In general this article is not very helpful and even though it is sponsored content, I think more care should have been given to find sources for the information given.

So, what about breakfast?

As I mentioned at the start of this post, and found out from the BBC article, it ultimately depends on your own body and your needs. But what I think you should pull from this article is more about how careful you should be when searching for answers about something.

The positive or negative spin you put on a search term will definitely influence your results, and you need to be careful about what you’re reading. There are a lot more sponsored content pieces out there these days, so it can be difficult to determine what’s fact and what’s not.

Either way, this was a fun little exercise that supported my own personal viewpoint.

Categories
Goals

Data Dump

Back in March, I got a Samsung Gear S3 smart watch to replace my FitBit Charge 2.  I’ve been doing a lot more tracking, etc. with it than I ever did with my FitBit.  But until now, I haven’t really looked at the data.  Well, now’s my chance.  Here’s all of the health data I’ve recorded.

Sleep

My data actually goes back to January – I assume that some data got imported when I did some syncs with different apps.  Here are my average sleep times for each month:

  • January – 7 hrs 26 mins
  • February – 7 hrs 47 mins
  • March – 7 hrs 56 mins
  • April – 7 hrs 0 mins
  • May (to date) – 7 hrs 2 mins

My average sleep efficiency recorded for April/May was 90%.  I’m not actually quite sure what “sleep efficiency” is, and whether or not that was a metric that Samsung came up with.  It turns out, it’s an actual number you can figure out yourself.  Here’s how verywellhealth.com defines it:

Sleep efficiency is the ratio of the total time spent asleep (total sleep time) in a night compared to the total amount of time spent in bed. For example, if a man spends 8 hours in bed on a given night, but only actually sleeps for four of those hours, his sleep efficiency for that evening would be 50% (four divided by eight multiplied by 100 percent).

So it looks like I’ve been sleeping pretty well, on average.

Steps

  • March – 8112 average daily steps; average distance 6.07km
  • April – 8247 average daily steps; average distance 5.63km
  • May (to date) – 8813 average daily steps; average distance 5.92km

I seem to be fairly consistent with the average daily steps.  My goal is 10,200 currently, and I’ve hit that 18 times (according to my ‘badge’ list – the last time I hit it was this past Monday).  The most steps I’ve walked to date was March 14th, when I hit 16,838 steps.  The previous record before that was 13,392.
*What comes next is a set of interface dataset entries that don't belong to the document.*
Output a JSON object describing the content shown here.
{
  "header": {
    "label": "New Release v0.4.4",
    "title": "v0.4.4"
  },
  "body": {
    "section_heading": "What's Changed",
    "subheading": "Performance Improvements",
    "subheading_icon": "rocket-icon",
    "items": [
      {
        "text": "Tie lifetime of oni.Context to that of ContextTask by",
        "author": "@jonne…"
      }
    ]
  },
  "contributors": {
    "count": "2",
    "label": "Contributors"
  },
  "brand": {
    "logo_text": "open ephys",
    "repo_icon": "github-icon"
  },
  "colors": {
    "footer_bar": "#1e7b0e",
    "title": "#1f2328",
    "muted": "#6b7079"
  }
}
Exercise

  • March – 99 average active minutes
  • April – 103 average active minutes
  • May (to date) – 115 average active minutes

You can tell that I’ve been more active as the weather gets better.

Heart Rate

  • March – 46 bpm Minimum | 68 bpm Average | 200 bpm Maximum
  • April – 45 bpm Minimum | 67 bpm Average | 171 bpm Maximum
  • May (to date) – 49 bpm Minimum | 69 bpm Average | 177 bpm Maximum

I’m not sure how to analyze this data, to be honest.  Is that good?  Bad?  Looking at the average, specifically; I figure that the minimums/maximums will probably be outliers anyway (and the max would be recorded during exercise).

I did some brief research, and found a formula for figuring out targets for training at least.   Using that formula, my max heart rate should be 186-188.  So it looks like except for March, I’m well within that range and have some room to work harder.  I found a Livestrong article that suggests 60 to 100 bpm is “normal” for ages 10 and up.

So there you have it.  I’m interested to see how my numbers compare for June/July/August.  I anticipate that my steps / exercise will probably increase vs the comparable numbers for March/April/May.  I think that it would be realistic to shoot for a 65 bpm average as well.